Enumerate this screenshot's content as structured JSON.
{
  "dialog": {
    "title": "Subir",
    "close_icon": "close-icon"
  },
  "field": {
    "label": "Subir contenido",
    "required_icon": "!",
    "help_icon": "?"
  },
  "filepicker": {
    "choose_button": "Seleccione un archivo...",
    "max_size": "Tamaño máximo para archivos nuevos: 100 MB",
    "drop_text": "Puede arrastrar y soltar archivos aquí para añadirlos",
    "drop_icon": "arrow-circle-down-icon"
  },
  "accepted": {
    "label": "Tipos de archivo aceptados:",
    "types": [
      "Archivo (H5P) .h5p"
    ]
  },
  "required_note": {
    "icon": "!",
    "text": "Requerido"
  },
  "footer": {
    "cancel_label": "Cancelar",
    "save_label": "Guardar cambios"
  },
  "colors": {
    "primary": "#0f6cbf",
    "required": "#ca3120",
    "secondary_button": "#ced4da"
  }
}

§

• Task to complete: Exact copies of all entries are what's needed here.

• Task response:
Enumerate this screenshot's content as structured JSON.
{
  "dialog": {
    "title": "Subir",
    "close_icon": "close-icon"
  },
  "field": {
    "label": "Subir contenido",
    "required_icon": "!",
    "help_icon": "?"
  },
  "filepicker": {
    "choose_button": "Seleccione un archivo...",
    "max_size": "Tamaño máximo para archivos nuevos: 100 MB",
    "drop_text": "Puede arrastrar y soltar archivos aquí para añadirlos",
    "drop_icon": "arrow-circle-down-icon"
  },
  "accepted": {
    "label": "Tipos de archivo aceptados:",
    "types": [
      "Archivo (H5P) .h5p"
    ]
  },
  "required_note": {
    "icon": "!",
    "text": "Requerido"
  },
  "footer": {
    "cancel_label": "Cancelar",
    "save_label": "Guardar cambios"
  },
  "colors": {
    "primary": "#0f6cbf",
    "required": "#ca3120",
    "secondary_button": "#ced4da"
  }
}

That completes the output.